Sunday Leftovers

If the Assembly approves the compromise tax cap agreed to by Gov. Christie and Senate President Steve Sweeney – a hard 2% cap with exceptions only for health benefits, pensions, debt service, natural disasters, or rising school enrollment – can school boards agree to anything more than 2% annual pay increases for teachers? (Hint: NJEA’s leadership says the plan is a “closed-door deal” that will “devastate New Jersey’s public schools and community services,” according to the Star-Ledger.)

New Jersey School Boards Association argues that any tax cap must give districts leeway for “the high and unpredictable costs for special education.” Superintendent Robert Holster from Passaic explains in The Record that “just last week he was told one child in his purview will need a $125,000 placement next year.”

Glen Ridge Goes Rogue: this top NJ school district will lose all state aid so its school board is contemplating secession by converting all its schools to either charters or private institutions. Why put up with onerous oversight with nothing in return? (Star-Ledger)

If NJ is broke, how does it fully fund the its schools according to the School Funding Reform Act formula? Education Law Center’s David Sciarra in today’s Philadelphia Inquirer: “This is a formula the Legislature enacted after a lot of work, bipartisan work. Both Republicans and Democrats voted for it. They all cheered when the court approved it. Now where are we?"

The Courier Post looks at failed school budgets in South Jersey and determines that “some municipalities refused to order any cuts to defeated budgets” anyway.

The Atlantic City School District spends more than $1,000,000 annually on legal fees, reports the Press of Atlantic City, more than any other district in the state. Marcus Rayner, executive director of the New Jersey Lawsuit Reform Alliance, looks at the need for tort reform across NJ’s public school system, looking particularly at an especially egregious case in The Chathams. (New Jersey Newsroom.)

Lots of dismay among ed reformers about cuts to the Race To The Top program. Rep. David Obey of Wisconsin, Chair of the House Appropriations Committee, just cut $500 million from Race to the Top, $100 million from the charter-schools expansion, and $200 million from the teacher incentive fund.
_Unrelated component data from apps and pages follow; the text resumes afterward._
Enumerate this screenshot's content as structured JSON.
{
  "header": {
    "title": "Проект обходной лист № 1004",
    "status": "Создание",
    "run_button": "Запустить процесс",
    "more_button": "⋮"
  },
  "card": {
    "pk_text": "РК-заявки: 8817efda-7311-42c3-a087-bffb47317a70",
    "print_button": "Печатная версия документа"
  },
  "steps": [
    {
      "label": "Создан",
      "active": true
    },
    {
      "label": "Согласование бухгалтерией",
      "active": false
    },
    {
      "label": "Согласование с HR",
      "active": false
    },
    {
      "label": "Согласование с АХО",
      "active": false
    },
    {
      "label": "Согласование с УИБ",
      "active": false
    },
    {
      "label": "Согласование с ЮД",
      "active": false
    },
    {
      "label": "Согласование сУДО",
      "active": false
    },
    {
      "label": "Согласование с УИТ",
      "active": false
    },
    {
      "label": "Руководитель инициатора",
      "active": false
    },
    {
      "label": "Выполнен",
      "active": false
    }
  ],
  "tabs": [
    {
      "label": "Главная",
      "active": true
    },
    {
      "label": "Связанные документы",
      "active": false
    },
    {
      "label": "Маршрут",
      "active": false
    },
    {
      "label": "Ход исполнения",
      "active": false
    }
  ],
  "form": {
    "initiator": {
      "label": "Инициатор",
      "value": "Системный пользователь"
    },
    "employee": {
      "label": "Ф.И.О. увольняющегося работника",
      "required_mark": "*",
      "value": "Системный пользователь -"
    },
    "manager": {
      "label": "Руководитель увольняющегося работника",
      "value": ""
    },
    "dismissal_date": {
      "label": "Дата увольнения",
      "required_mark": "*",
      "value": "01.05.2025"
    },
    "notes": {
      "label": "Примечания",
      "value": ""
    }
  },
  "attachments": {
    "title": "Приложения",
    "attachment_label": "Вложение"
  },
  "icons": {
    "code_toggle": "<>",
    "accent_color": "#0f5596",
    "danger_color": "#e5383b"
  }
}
Read Jonathan Alter in Newsweek, who says that Obey, retiring this year, “is in danger of going out as a water carrier for the teachers’ unions.”